## Source data
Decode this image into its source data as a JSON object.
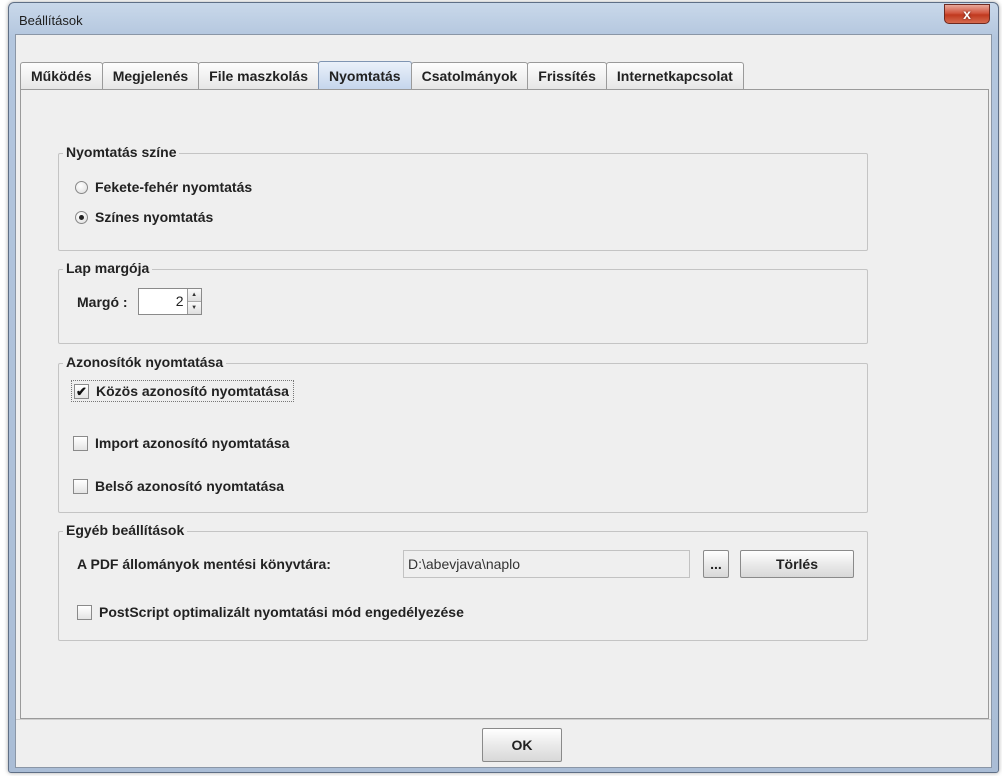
{
  "window": {
    "title": "Beállítások",
    "close_symbol": "x"
  },
  "tabs": [
    {
      "label": "Működés",
      "active": false
    },
    {
      "label": "Megjelenés",
      "active": false
    },
    {
      "label": "File maszkolás",
      "active": false
    },
    {
      "label": "Nyomtatás",
      "active": true
    },
    {
      "label": "Csatolmányok",
      "active": false
    },
    {
      "label": "Frissítés",
      "active": false
    },
    {
      "label": "Internetkapcsolat",
      "active": false
    }
  ],
  "print_color": {
    "title": "Nyomtatás színe",
    "options": [
      {
        "label": "Fekete-fehér nyomtatás",
        "selected": false
      },
      {
        "label": "Színes nyomtatás",
        "selected": true
      }
    ]
  },
  "margin": {
    "title": "Lap margója",
    "label": "Margó :",
    "value": "2",
    "up_symbol": "▲",
    "down_symbol": "▼"
  },
  "identifiers": {
    "title": "Azonosítók nyomtatása",
    "items": [
      {
        "label": "Közös azonosító nyomtatása",
        "checked": true
      },
      {
        "label": "Import azonosító nyomtatása",
        "checked": false
      },
      {
        "label": "Belső azonosító nyomtatása",
        "checked": false
      }
    ],
    "check_symbol": "✔"
  },
  "other": {
    "title": "Egyéb beállítások",
    "pdf_dir_label": "A PDF állományok mentési könyvtára:",
    "pdf_dir_value": "D:\\abevjava\\naplo",
    "browse_label": "...",
    "clear_label": "Törlés",
    "postscript_label": "PostScript optimalizált nyomtatási mód engedélyezése",
    "postscript_checked": false
  },
  "footer": {
    "ok_label": "OK"
  }
}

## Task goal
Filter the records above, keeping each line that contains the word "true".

## Output
      "active": true
        "selected": true
        "checked": true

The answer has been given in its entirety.